Search This Blog

Tuesday, August 28, 2007

Doctors' incompetence and your right to know

The ABC television program presented by Four Corners on Monday night, First Do No Harm brought to attention a long running saga at Canberra Hospital concerning the competence of the former head of the neurology department, and what has happened to another doctor at the hospital who acted to bring the issue to the attention of the authorities. It also showed some of the tragic results of failed surgical procedures.

The program also raised prominently the public right to know about the skills and experience of those in medical practice who are involved in high stakes surgery of this kind. Other medical practitioners knew to steer people clear of this particular surgeon, and the then Minister for Health was prompted to call for a full investigation when he learned a member of the hospital board was going to Sydney rather than risk treatment at Canberra Hospital.

The doctor concerned has since retired, but satisfactory arrangements for return to work by the doctor who acted in the patients interests, remain unresolved.

There are some big issues here.
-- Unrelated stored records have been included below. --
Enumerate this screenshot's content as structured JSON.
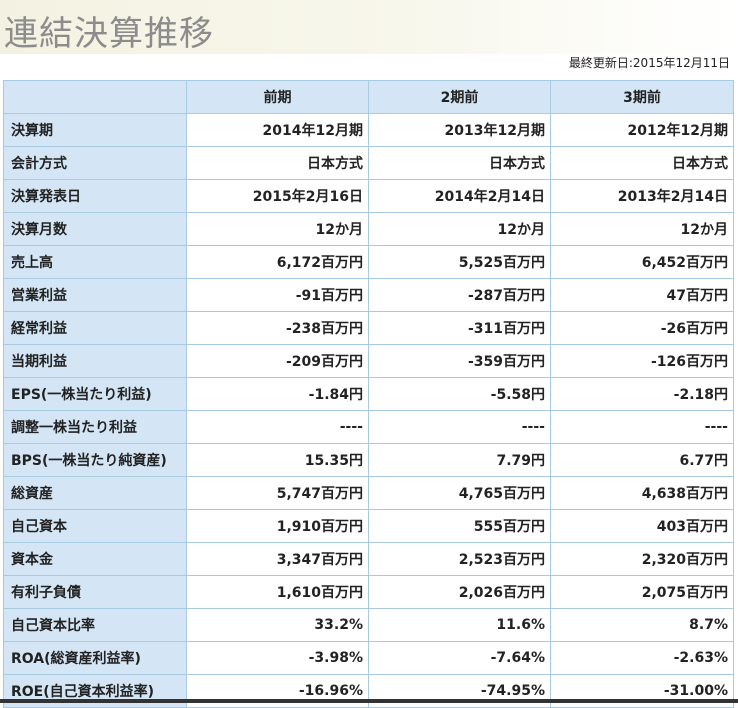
{
  "page": {
    "title": "連結決算推移",
    "last_updated": "最終更新日:2015年12月11日"
  },
  "table": {
    "headers": [
      "",
      "前期",
      "2期前",
      "3期前"
    ],
    "rows": [
      {
        "label": "決算期",
        "values": [
          "2014年12月期",
          "2013年12月期",
          "2012年12月期"
        ]
      },
      {
        "label": "会計方式",
        "values": [
          "日本方式",
          "日本方式",
          "日本方式"
        ]
      },
      {
        "label": "決算発表日",
        "values": [
          "2015年2月16日",
          "2014年2月14日",
          "2013年2月14日"
        ]
      },
      {
        "label": "決算月数",
        "values": [
          "12か月",
          "12か月",
          "12か月"
        ]
      },
      {
        "label": "売上高",
        "values": [
          "6,172百万円",
          "5,525百万円",
          "6,452百万円"
        ]
      },
      {
        "label": "営業利益",
        "values": [
          "-91百万円",
          "-287百万円",
          "47百万円"
        ]
      },
      {
        "label": "経常利益",
        "values": [
          "-238百万円",
          "-311百万円",
          "-26百万円"
        ]
      },
      {
        "label": "当期利益",
        "values": [
          "-209百万円",
          "-359百万円",
          "-126百万円"
        ]
      },
      {
        "label": "EPS(一株当たり利益)",
        "values": [
          "-1.84円",
          "-5.58円",
          "-2.18円"
        ]
      },
      {
        "label": "調整一株当たり利益",
        "values": [
          "----",
          "----",
          "----"
        ]
      },
      {
        "label": "BPS(一株当たり純資産)",
        "values": [
          "15.35円",
          "7.79円",
          "6.77円"
        ]
      },
      {
        "label": "総資産",
        "values": [
          "5,747百万円",
          "4,765百万円",
          "4,638百万円"
        ]
      },
      {
        "label": "自己資本",
        "values": [
          "1,910百万円",
          "555百万円",
          "403百万円"
        ]
      },
      {
        "label": "資本金",
        "values": [
          "3,347百万円",
          "2,523百万円",
          "2,320百万円"
        ]
      },
      {
        "label": "有利子負債",
        "values": [
          "1,610百万円",
          "2,026百万円",
          "2,075百万円"
        ]
      },
      {
        "label": "自己資本比率",
        "values": [
          "33.2%",
          "11.6%",
          "8.7%"
        ]
      },
      {
        "label": "ROA(総資産利益率)",
        "values": [
          "-3.98%",
          "-7.64%",
          "-2.63%"
        ]
      },
      {
        "label": "ROE(自己資本利益率)",
        "values": [
          "-16.96%",
          "-74.95%",
          "-31.00%"
        ]
      }
    ]
  }
}
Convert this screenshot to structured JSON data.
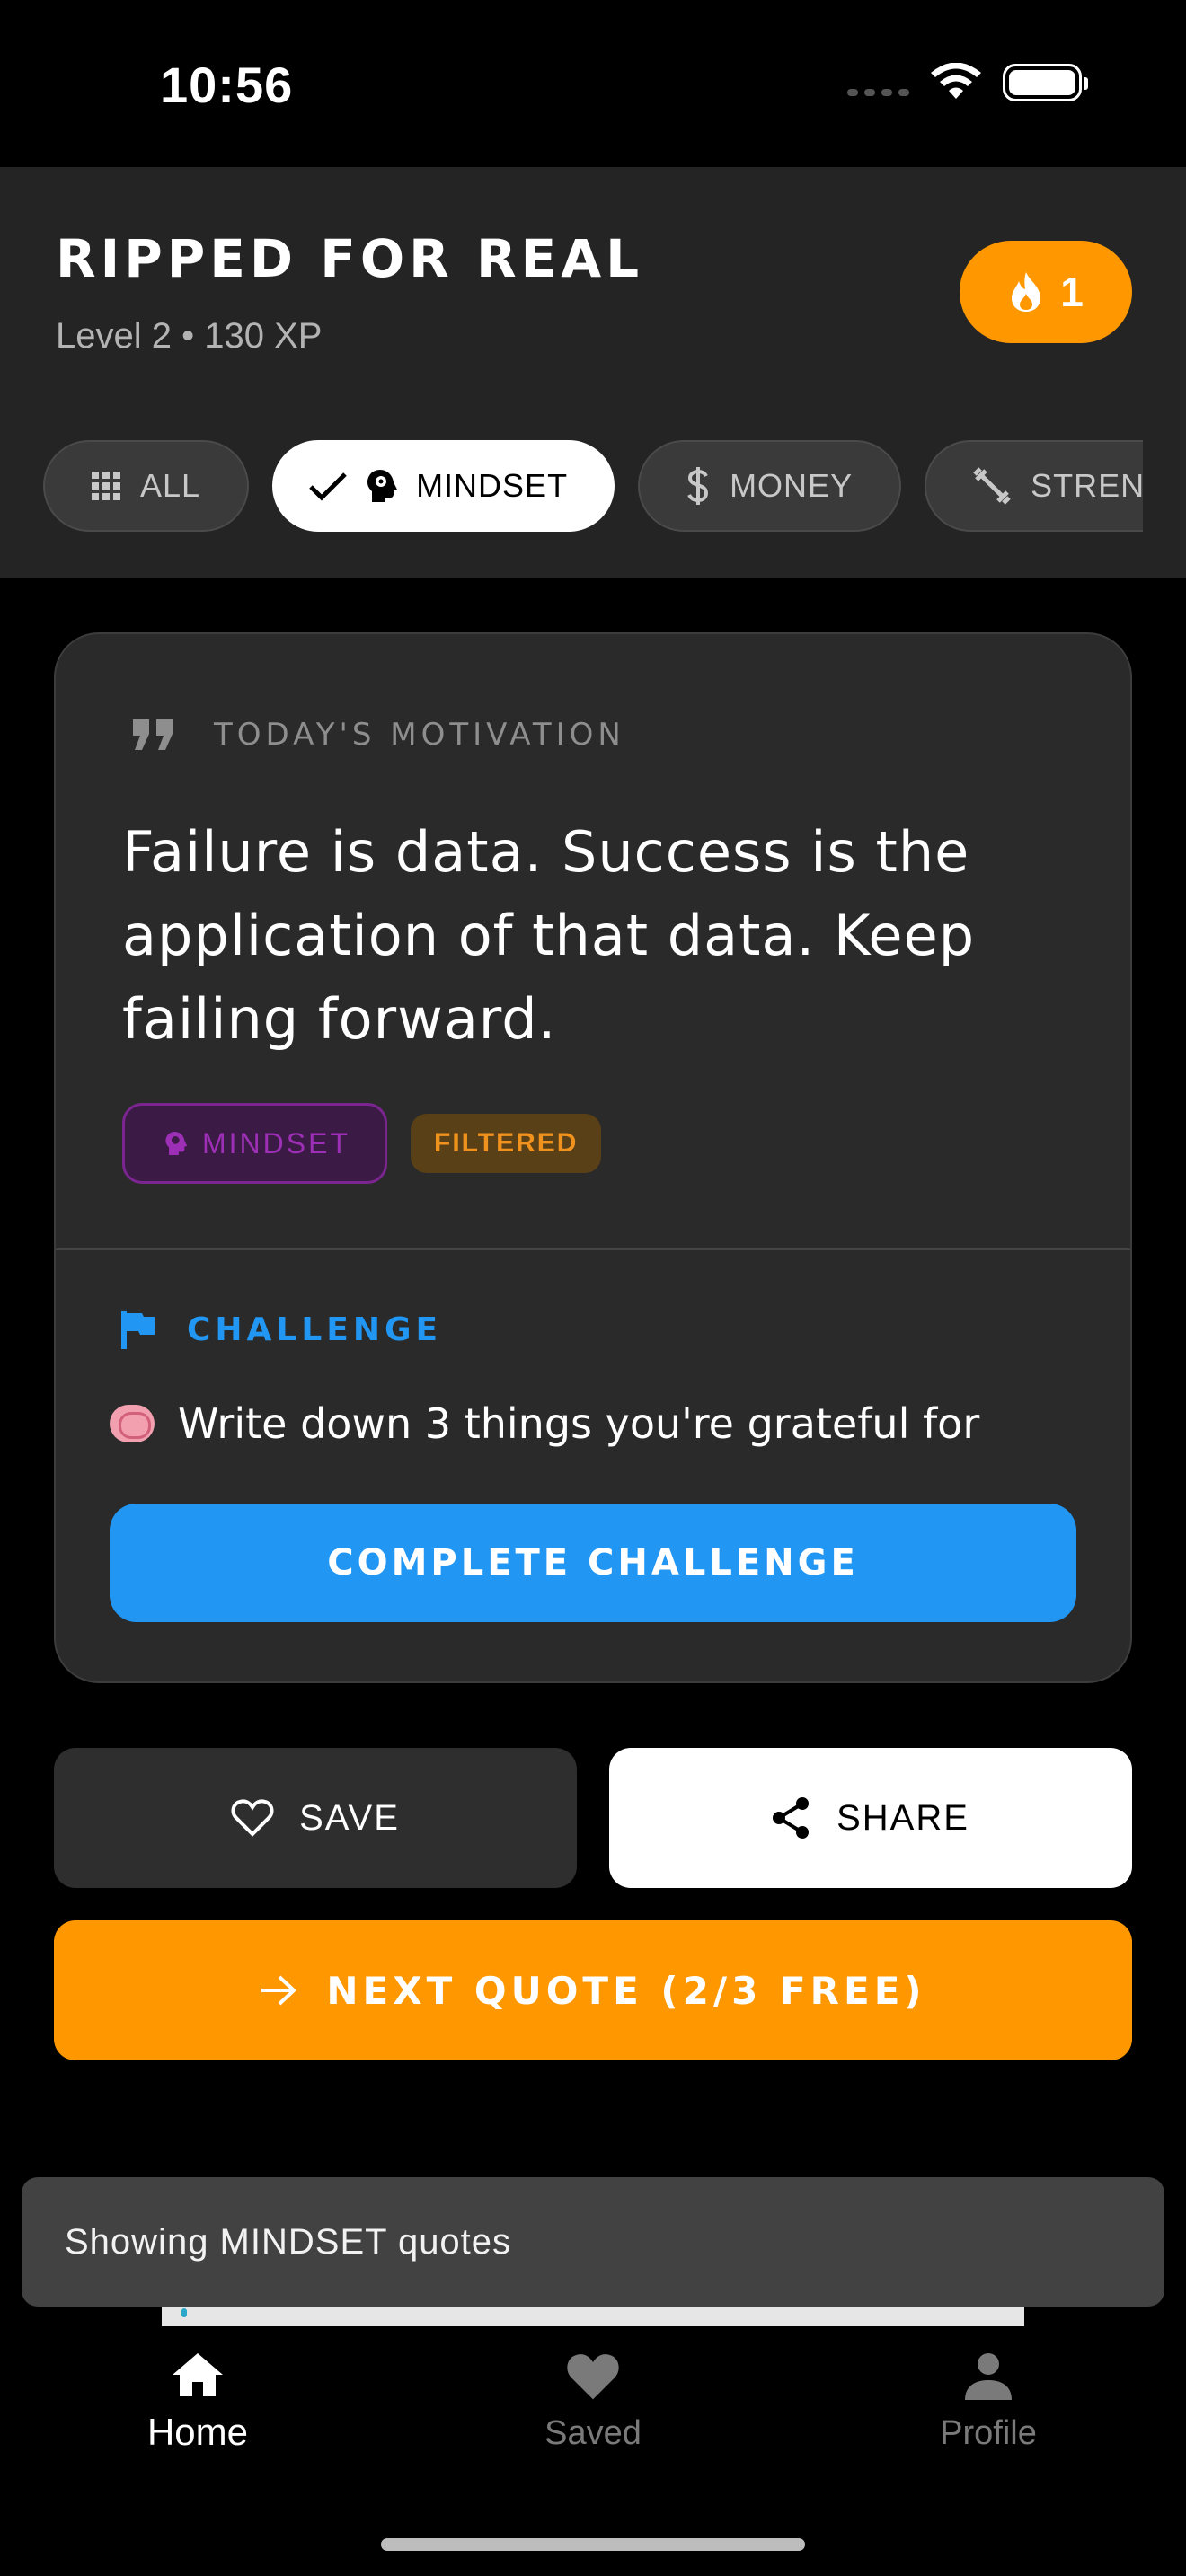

Hopefully the medical profession and others will keep this issue in the limelight.

Coincidentally in the US last week, a Federal judge in Washington ruled that records of claims made by doctors on the Federal Medicare program, (presumably without the patients' names and details) must be disclosed to a consumer publication which sought them under the Freedom of Information Act. The Justice Department opposed release on the grounds that it could invade doctors privacy by making their income public. The judge said those concerns were minimal and outweighed by the public interest in disclosure. For good measure the judge said the information should be made available without charge, rejecting the $20,000 fee Medicare sought to impose.

It turns out that the Freedom of Information applicant Consumer's CheckBook, sees access to these records as a way of assessing how many times individual doctors have billed Medicare for major, high risk procedures, in order to gauge their experience levels. Eventually it hopes to add other data in order to give a more complete picture.

"It's hard to get information on doctors. This will be a valuable and important thing", said the President of CheckBook.

Tell it to former patients at Canberra Hospital.

No comments:

Post a Comment